Records for the exercise:
______________________________
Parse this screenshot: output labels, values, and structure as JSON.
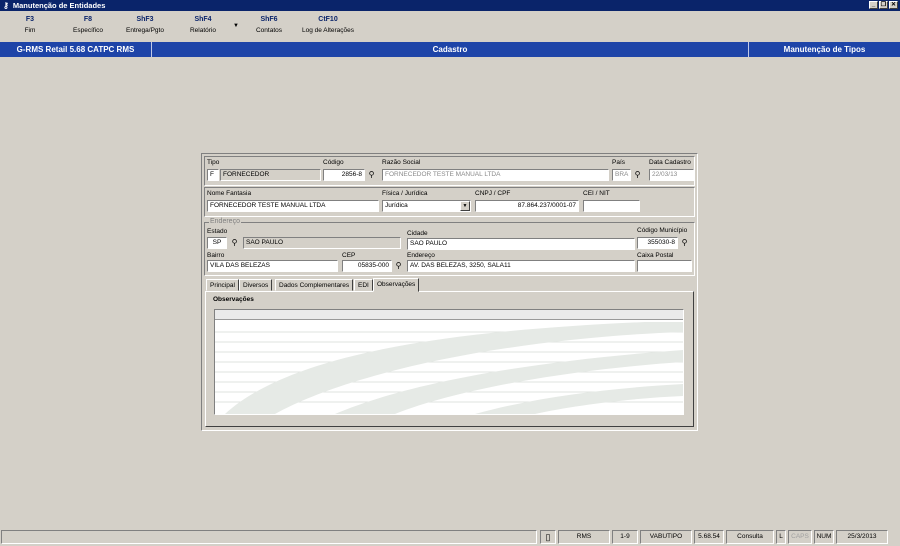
{
  "window": {
    "title": "Manutenção de Entidades",
    "icon": "key-icon"
  },
  "toolbar": [
    {
      "key": "F3",
      "label": "Fim"
    },
    {
      "key": "F8",
      "label": "Específico"
    },
    {
      "key": "ShF3",
      "label": "Entrega/Pgto"
    },
    {
      "key": "ShF4",
      "label": "Relatório"
    },
    {
      "key": "ShF6",
      "label": "Contatos"
    },
    {
      "key": "CtF10",
      "label": "Log de Alterações"
    }
  ],
  "header": {
    "system": "G-RMS Retail 5.68 CATPC RMS",
    "screen": "Cadastro",
    "module": "Manutenção de Tipos"
  },
  "form": {
    "tipo": {
      "label": "Tipo",
      "code": "F",
      "desc": "FORNECEDOR"
    },
    "codigo": {
      "label": "Código",
      "value": "2856-8"
    },
    "razao": {
      "label": "Razão Social",
      "value": "FORNECEDOR TESTE MANUAL LTDA"
    },
    "pais": {
      "label": "País",
      "value": "BRA"
    },
    "data_cadastro": {
      "label": "Data Cadastro",
      "value": "22/03/13"
    },
    "nome_fantasia": {
      "label": "Nome Fantasia",
      "value": "FORNECEDOR TESTE MANUAL LTDA"
    },
    "fisica_juridica": {
      "label": "Física / Jurídica",
      "value": "Jurídica"
    },
    "cnpj": {
      "label": "CNPJ / CPF",
      "value": "87.864.237/0001-07"
    },
    "cei": {
      "label": "CEI / NIT",
      "value": ""
    },
    "endereco_legend": "Endereço",
    "estado": {
      "label": "Estado",
      "uf": "SP",
      "name": "SAO PAULO"
    },
    "cidade": {
      "label": "Cidade",
      "value": "SAO PAULO"
    },
    "cod_municipio": {
      "label": "Código Município",
      "value": "355030-8"
    },
    "bairro": {
      "label": "Bairro",
      "value": "VILA DAS BELEZAS"
    },
    "cep": {
      "label": "CEP",
      "value": "05835-000"
    },
    "endereco": {
      "label": "Endereço",
      "value": "AV. DAS BELEZAS, 3250, SALA11"
    },
    "caixa_postal": {
      "label": "Caixa Postal",
      "value": ""
    }
  },
  "tabs": [
    "Principal",
    "Diversos",
    "Dados Complementares",
    "EDI",
    "Observações"
  ],
  "active_tab": "Observações",
  "observacoes": {
    "label": "Observações",
    "value": ""
  },
  "statusbar": {
    "db": "RMS",
    "page": "1-9",
    "program": "VABUTIPO",
    "version": "5.68.54",
    "mode": "Consulta",
    "l": "L",
    "caps": "CAPS",
    "num": "NUM",
    "date": "25/3/2013"
  }
}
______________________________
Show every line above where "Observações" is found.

Answer below:
    "Observações"
  "active_tab": "Observações",
    "label": "Observações",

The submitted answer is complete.